Judge grants HTC request to sever, transfer Apple suit to Delaware

A Miami district court judge on Tuesday granted HTC's request to sever Apple's claims against the Taiwanese smartphone maker from an ongoing Motorola Mobility v. Apple case and move the suit to a Delaware court.

U.S. District Court for the Southern District of Florida Judge Robert N. Scola severed and transferred HTC from the 2010 Motorola Mobility v. Apple suit nearly three months after the Taiwan-based company was brought into the case as a defendant against Apple counterclaims of six patents, reports FOSS Patents' Florian Mueller.

The same judge first consolidated the two Apple lawsuits in May, but has decided to grant HTC's request based on a 2011 patent reform bill. Judge Scola cited the Leahy-Smith America Invents Act (AIA) which was instituted to thwart so-called patent trolls by raising the standard for joinders, or the practice of suing multiple defendants in one case in the same district. While Apple is a practicing company with owned patents and not a patent troll, the bill still applies to the claims asserted in Florida.

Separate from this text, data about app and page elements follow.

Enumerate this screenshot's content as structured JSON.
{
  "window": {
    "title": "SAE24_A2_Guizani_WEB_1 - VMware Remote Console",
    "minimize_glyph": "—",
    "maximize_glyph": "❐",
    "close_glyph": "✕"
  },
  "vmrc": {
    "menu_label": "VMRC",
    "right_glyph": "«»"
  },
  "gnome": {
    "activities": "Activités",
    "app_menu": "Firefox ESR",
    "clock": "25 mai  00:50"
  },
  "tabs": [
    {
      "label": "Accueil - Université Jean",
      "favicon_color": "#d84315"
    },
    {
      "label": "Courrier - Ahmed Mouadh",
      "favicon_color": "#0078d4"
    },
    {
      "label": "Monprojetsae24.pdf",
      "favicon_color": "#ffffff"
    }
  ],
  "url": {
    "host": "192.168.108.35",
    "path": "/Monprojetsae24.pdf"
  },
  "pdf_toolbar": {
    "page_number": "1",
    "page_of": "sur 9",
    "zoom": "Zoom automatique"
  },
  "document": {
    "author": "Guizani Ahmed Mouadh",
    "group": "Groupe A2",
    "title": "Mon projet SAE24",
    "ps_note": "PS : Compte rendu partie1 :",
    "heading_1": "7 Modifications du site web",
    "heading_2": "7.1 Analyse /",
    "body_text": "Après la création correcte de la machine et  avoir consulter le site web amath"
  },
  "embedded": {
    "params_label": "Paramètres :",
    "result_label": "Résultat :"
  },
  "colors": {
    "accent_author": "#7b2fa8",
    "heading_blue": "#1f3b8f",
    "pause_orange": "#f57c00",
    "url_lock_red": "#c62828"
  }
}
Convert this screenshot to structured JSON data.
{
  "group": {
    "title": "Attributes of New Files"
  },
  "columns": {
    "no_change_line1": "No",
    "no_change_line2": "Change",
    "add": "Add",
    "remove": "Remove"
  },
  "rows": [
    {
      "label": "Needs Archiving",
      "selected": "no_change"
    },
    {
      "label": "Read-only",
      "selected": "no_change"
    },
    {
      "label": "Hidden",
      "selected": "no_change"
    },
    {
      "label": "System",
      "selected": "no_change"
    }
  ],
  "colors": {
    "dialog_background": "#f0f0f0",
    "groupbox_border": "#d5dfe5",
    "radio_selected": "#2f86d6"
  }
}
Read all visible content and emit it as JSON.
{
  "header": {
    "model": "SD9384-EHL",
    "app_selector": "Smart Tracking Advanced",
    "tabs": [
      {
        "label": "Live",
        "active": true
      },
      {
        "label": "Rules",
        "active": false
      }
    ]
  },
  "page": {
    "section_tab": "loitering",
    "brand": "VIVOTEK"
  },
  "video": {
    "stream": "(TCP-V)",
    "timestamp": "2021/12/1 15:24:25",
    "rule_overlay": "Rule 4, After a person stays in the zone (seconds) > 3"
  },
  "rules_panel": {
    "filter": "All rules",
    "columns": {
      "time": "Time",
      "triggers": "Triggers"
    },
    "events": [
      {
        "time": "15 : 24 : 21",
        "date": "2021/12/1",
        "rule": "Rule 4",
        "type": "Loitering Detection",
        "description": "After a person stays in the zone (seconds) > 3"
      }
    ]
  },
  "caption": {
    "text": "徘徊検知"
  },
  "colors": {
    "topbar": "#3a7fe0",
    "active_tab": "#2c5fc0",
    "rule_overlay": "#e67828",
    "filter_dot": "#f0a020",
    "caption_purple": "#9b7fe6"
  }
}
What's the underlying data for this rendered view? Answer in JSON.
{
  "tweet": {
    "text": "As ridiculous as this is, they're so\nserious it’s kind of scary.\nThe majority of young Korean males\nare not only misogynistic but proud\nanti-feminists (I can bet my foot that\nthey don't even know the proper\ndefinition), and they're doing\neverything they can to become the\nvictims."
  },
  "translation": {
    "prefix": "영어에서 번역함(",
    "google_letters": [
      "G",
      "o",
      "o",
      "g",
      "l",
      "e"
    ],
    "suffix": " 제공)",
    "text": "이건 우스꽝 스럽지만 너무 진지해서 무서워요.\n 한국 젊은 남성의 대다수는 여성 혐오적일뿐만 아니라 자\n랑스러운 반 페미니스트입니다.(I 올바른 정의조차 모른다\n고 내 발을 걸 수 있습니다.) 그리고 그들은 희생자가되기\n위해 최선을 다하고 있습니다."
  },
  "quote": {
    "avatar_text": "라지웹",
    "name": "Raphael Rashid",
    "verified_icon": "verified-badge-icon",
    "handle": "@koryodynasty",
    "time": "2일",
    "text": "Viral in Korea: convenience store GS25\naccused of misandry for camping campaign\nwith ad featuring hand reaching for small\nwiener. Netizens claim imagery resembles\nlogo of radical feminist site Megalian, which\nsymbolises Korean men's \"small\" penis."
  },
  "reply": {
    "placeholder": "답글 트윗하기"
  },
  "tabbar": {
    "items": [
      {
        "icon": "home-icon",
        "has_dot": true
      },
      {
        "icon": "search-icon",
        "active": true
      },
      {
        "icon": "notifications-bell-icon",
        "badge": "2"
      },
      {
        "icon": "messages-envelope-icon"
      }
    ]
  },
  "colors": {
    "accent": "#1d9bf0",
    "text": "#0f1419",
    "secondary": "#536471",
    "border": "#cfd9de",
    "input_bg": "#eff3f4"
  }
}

Moving over as part of the transfer are the six asserted Apple patents from the original consolidation as well as two HP patents HTC purchased to help fight its Southern Florida case.

HTC


Mueller notes the real winner in the transfer may be Motorola, and by proxy Google, as Apple's Florida suit against HTC was seen as a tactic to slow down proceedings. Motorola went so far as to accuse Apple of "procedural gamesmanship" with its May joinder request.

When HTC was brought into the Florida suit, the court was on track for a mid-2014 trial date, but that schedule may be bumped up due to the transfer to Delaware. Motorola wanted a faster decision as the company is asserting six purportedly strong patents against the iPhone maker and in January added an additional six patent claims to the mix.

HTC is also battling Apple through complaints with the U.S. International Trade Commission, though the Taiwanese company has seen little success and recently withdrew a critical patent in one of the cases.